The New York City-born poet had his earliest work published before he was 16 years old. His first book of collected poems, The Culprit Fay and Other Poems, was not published until well after his death. He was particularly mourned by his close friend Fitz-Greene Halleck, equally famous in those days, equally forgotten today. The two had collaborated frequently and, so the story goes, Halleck re-wrote one of the stanzas in "The American Flag" as a favor. What follows is just a part of the poem. The full version is here.
When Freedom, from her mountain height,The year "The American Flag" was published, Drake was already sick with tuberculosis. Drake ("The Bronx Poet," he was later called) was 25 when he died of the disease.
Unfurled her standard to the air,
She tore the azure robe of night,
And set the stars of glory there;
She mingled with its gorgeous dyes
The milky baldric of the skies,
And striped its pure, celestial white
With streakings of the morning light;
Then, from his mansion in the sun,

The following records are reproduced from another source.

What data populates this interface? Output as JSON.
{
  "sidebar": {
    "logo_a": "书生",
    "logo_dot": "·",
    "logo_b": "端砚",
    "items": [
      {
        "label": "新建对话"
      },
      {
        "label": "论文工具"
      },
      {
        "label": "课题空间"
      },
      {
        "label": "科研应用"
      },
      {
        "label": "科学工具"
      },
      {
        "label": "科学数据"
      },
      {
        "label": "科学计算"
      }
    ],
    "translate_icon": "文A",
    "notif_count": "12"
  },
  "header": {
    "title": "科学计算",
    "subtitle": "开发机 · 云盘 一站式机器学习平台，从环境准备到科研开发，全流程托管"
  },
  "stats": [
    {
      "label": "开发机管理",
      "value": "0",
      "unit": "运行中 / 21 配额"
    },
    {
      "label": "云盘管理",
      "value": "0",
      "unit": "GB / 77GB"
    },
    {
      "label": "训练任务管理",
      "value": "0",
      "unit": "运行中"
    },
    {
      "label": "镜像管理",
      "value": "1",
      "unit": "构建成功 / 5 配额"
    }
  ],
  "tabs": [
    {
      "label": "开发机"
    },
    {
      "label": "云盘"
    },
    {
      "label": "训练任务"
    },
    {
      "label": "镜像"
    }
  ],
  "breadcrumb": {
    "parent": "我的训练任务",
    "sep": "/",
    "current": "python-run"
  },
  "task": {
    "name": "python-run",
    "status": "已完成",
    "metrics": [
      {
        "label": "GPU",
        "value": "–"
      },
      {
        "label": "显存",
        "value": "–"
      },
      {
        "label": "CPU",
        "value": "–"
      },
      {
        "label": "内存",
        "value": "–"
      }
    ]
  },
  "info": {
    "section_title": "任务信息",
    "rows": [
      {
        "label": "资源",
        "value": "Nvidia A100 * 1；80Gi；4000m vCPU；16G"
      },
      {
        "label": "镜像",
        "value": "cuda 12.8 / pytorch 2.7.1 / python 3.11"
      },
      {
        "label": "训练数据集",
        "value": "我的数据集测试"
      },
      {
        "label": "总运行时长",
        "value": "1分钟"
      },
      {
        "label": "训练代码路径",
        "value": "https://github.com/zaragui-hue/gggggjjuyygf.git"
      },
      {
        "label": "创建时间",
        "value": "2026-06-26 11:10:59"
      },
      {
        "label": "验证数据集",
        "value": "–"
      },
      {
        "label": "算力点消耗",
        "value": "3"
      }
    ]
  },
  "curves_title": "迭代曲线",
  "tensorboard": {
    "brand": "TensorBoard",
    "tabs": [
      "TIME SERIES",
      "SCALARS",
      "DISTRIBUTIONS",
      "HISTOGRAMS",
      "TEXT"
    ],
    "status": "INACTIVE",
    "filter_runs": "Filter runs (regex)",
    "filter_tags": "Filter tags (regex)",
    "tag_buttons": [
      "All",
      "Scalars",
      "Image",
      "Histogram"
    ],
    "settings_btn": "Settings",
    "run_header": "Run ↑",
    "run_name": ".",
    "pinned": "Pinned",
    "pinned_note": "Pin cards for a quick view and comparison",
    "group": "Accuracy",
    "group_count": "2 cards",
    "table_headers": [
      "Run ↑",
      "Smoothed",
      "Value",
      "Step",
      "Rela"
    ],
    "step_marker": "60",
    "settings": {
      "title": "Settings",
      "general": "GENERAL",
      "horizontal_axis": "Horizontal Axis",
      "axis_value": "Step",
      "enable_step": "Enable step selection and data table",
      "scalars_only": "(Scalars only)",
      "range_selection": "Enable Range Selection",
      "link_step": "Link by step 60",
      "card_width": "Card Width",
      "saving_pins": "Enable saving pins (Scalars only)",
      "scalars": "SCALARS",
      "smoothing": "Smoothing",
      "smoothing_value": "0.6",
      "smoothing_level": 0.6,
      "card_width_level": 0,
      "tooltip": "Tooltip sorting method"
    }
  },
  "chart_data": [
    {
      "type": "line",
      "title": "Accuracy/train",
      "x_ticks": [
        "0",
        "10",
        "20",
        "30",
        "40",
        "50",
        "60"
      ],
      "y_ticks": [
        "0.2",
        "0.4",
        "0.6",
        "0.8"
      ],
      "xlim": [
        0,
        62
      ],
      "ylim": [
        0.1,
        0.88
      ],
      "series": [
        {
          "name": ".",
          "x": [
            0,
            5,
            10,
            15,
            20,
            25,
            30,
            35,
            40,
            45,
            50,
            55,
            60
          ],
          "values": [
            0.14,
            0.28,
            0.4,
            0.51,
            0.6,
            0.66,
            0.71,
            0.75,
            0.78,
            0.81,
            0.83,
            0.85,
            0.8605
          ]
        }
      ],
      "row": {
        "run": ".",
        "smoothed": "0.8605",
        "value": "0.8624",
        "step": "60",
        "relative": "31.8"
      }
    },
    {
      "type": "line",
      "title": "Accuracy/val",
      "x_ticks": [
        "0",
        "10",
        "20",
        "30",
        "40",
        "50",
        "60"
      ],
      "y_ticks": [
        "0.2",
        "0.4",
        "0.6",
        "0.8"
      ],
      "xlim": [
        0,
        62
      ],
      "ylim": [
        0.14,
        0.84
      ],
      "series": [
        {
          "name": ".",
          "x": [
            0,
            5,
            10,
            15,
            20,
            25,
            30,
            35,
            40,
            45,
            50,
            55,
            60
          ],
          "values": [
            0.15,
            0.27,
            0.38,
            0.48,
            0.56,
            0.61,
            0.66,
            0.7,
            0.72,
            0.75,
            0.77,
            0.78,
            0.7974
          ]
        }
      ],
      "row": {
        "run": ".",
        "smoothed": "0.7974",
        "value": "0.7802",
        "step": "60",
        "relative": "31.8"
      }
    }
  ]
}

She called her eagle bearer down,
And gave into his mighty hand,
The symbol of her chosen land.
Majestic monarch of the cloud!
Who rear'st aloft thy regal form,

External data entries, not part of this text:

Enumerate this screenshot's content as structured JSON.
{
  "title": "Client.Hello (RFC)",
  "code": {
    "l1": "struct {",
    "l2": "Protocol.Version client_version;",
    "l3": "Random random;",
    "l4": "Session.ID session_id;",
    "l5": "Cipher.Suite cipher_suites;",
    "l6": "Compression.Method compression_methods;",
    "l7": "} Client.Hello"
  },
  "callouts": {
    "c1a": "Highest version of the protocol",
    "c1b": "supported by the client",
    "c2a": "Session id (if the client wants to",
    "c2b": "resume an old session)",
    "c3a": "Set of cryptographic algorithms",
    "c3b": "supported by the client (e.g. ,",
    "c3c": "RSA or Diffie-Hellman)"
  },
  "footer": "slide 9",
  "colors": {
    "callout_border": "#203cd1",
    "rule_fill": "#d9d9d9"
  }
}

To hear the tempest-trumpings loud,
And see the lightning-lances driven
When strive the warriors of the storm,
And rolls the thunder-drum of heaven—
Child of the sun! to thee 't is given

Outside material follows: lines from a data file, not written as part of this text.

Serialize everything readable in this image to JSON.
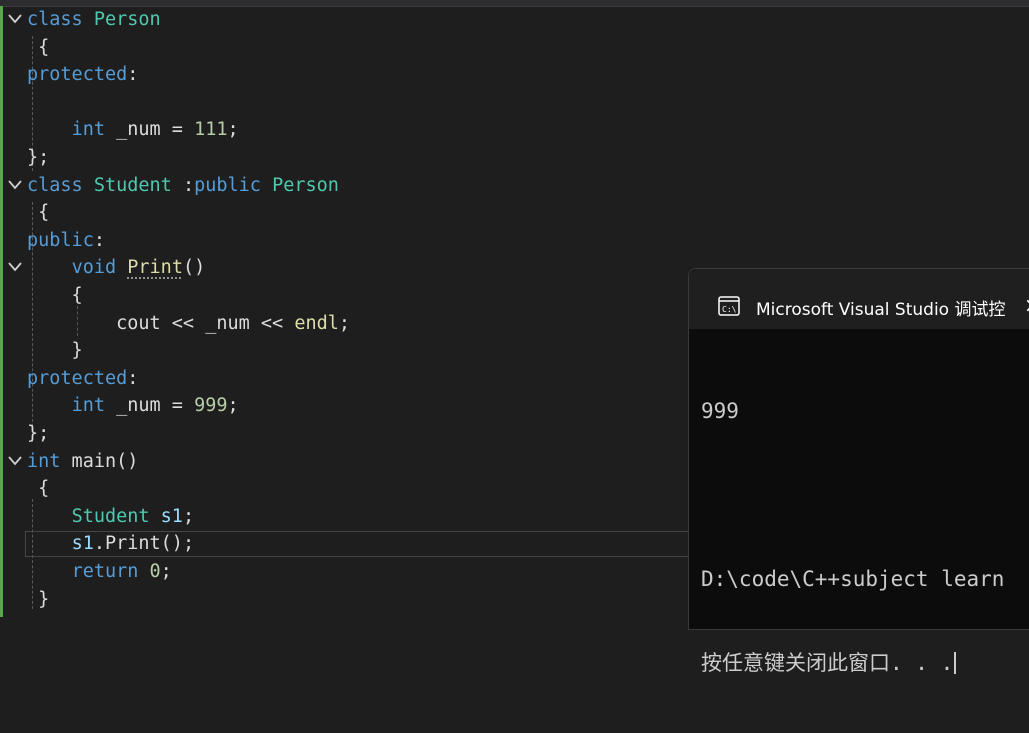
{
  "editor": {
    "lines": [
      {
        "t": [
          [
            "class",
            "kw"
          ],
          [
            " ",
            "pu"
          ],
          [
            "Person",
            "ty"
          ]
        ]
      },
      {
        "t": [
          [
            " {",
            "pu"
          ]
        ]
      },
      {
        "t": [
          [
            "protected",
            "kw"
          ],
          [
            ":",
            "pu"
          ]
        ]
      },
      {
        "t": [
          [
            "",
            "pu"
          ]
        ]
      },
      {
        "t": [
          [
            "    ",
            "pu"
          ],
          [
            "int",
            "kw"
          ],
          [
            " _num = ",
            "pu"
          ],
          [
            "111",
            "nm"
          ],
          [
            ";",
            "pu"
          ]
        ]
      },
      {
        "t": [
          [
            "};",
            "pu"
          ]
        ]
      },
      {
        "t": [
          [
            "class",
            "kw"
          ],
          [
            " ",
            "pu"
          ],
          [
            "Student",
            "ty"
          ],
          [
            " :",
            "pu"
          ],
          [
            "public",
            "kw"
          ],
          [
            " ",
            "pu"
          ],
          [
            "Person",
            "ty"
          ]
        ]
      },
      {
        "t": [
          [
            " {",
            "pu"
          ]
        ]
      },
      {
        "t": [
          [
            "public",
            "kw"
          ],
          [
            ":",
            "pu"
          ]
        ]
      },
      {
        "t": [
          [
            "    ",
            "pu"
          ],
          [
            "void",
            "kw"
          ],
          [
            " ",
            "pu"
          ],
          [
            "Print",
            "fn"
          ],
          [
            "()",
            "pu"
          ]
        ]
      },
      {
        "t": [
          [
            "    {",
            "pu"
          ]
        ]
      },
      {
        "t": [
          [
            "        cout << _num << ",
            "pu"
          ],
          [
            "endl",
            "fn"
          ],
          [
            ";",
            "pu"
          ]
        ]
      },
      {
        "t": [
          [
            "    }",
            "pu"
          ]
        ]
      },
      {
        "t": [
          [
            "protected",
            "kw"
          ],
          [
            ":",
            "pu"
          ]
        ]
      },
      {
        "t": [
          [
            "    ",
            "pu"
          ],
          [
            "int",
            "kw"
          ],
          [
            " _num = ",
            "pu"
          ],
          [
            "999",
            "nm"
          ],
          [
            ";",
            "pu"
          ]
        ]
      },
      {
        "t": [
          [
            "};",
            "pu"
          ]
        ]
      },
      {
        "t": [
          [
            "int",
            "kw"
          ],
          [
            " main()",
            "pu"
          ]
        ]
      },
      {
        "t": [
          [
            " {",
            "pu"
          ]
        ]
      },
      {
        "t": [
          [
            "    ",
            "pu"
          ],
          [
            "Student",
            "ty"
          ],
          [
            " ",
            "pu"
          ],
          [
            "s1",
            "vr"
          ],
          [
            ";",
            "pu"
          ]
        ]
      },
      {
        "t": [
          [
            "    ",
            "pu"
          ],
          [
            "s1",
            "vr"
          ],
          [
            ".Print();",
            "pu"
          ]
        ]
      },
      {
        "t": [
          [
            "    ",
            "pu"
          ],
          [
            "return",
            "kw"
          ],
          [
            " ",
            "pu"
          ],
          [
            "0",
            "nm"
          ],
          [
            ";",
            "pu"
          ]
        ]
      },
      {
        "t": [
          [
            " }",
            "pu"
          ]
        ]
      }
    ],
    "fold_lines": [
      0,
      6,
      9,
      16
    ],
    "colors": {
      "keyword": "#569cd6",
      "type": "#4ec9b0",
      "function": "#dcdcaa",
      "number": "#b5cea8",
      "variable": "#9cdcfe",
      "text": "#dcdcdc",
      "background": "#1e1e1e",
      "change_bar": "#57a64a"
    }
  },
  "console": {
    "title": "Microsoft Visual Studio 调试控",
    "close_glyph": "×",
    "output_line_1": "999",
    "output_line_2": "",
    "output_line_3": "D:\\code\\C++subject learn",
    "output_line_4": "按任意键关闭此窗口. . ."
  }
}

To guard the banner of the free,
To hover in the sulphur smoke,
To ward away the battle-stroke,
And bid its blendings shine afar,
Like rainbows on the cloud of war,
The harbingers of victory! [...]
Flag of the free heart's hope and home,
By angel hands to valor given;
Thy stars have lit the welkin dome,
And all thy hues were born in heaven.
Forever float that standard sheet!
Where breathes the foe but falls before us,
With Freedom's soil beneath our feet,
And Freedom's banner streaming o'er us?
In 1915, 95 years after the publication of "The American Flag," Drake was memorialized by the Bronx Society of Arts and Sciences. The poem was set to music by a local school teacher and, according to the program, "Sung by One Hundred Pupils of the School, accompanied by the Morris High School Orchestra." The party proceeded, by "automobile," to Drake's grave to unveil his restored memorial marker. They also dedicated Joseph Rodman Drake Park, which still exists. At its dedication that day, a poem by Halleck was read.
*The image above is captioned "At Drake's Grave Restored - May 29, 1915" and was published in the booklet which was printed after the commemoration.